# [Prompt]
Copy out all lines of the records in which the word "Fine" appears.

Dataset rows for apps and sites:
###
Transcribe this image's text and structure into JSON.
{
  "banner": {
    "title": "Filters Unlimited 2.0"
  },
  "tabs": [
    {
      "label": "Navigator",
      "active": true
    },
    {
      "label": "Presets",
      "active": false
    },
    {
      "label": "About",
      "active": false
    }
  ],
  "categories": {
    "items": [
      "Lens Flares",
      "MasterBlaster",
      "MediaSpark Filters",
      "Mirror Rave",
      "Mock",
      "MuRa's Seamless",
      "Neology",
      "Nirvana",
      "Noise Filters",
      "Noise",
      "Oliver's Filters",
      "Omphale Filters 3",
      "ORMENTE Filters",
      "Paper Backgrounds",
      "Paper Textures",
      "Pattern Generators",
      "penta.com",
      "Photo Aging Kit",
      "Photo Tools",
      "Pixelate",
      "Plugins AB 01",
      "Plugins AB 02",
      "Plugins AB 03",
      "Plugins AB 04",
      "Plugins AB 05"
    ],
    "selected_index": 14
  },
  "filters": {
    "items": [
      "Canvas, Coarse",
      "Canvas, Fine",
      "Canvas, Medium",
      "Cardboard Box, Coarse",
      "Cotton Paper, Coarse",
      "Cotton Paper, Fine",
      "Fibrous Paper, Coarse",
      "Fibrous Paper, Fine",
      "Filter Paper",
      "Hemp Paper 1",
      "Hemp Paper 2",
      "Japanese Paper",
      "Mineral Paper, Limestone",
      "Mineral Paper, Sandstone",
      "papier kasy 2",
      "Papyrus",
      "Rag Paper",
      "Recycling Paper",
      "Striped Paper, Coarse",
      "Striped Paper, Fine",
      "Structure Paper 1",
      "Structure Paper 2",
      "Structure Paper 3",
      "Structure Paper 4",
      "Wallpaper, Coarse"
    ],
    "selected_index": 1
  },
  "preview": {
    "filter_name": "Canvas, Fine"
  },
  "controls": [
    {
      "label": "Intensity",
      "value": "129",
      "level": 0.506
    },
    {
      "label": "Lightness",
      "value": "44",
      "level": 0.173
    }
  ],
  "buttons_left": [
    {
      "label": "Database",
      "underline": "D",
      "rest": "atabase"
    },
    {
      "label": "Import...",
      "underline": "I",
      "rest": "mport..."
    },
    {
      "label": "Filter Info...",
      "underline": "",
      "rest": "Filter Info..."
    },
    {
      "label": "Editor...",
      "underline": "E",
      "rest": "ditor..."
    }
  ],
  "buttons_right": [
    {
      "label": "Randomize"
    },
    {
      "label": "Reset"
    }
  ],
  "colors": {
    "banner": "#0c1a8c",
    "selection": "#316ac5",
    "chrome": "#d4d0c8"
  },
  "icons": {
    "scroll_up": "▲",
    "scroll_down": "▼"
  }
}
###
# [Task result]
      "Canvas, Fine",
      "Cotton Paper, Fine",
      "Fibrous Paper, Fine",
      "Striped Paper, Fine",
    "filter_name": "Canvas, Fine"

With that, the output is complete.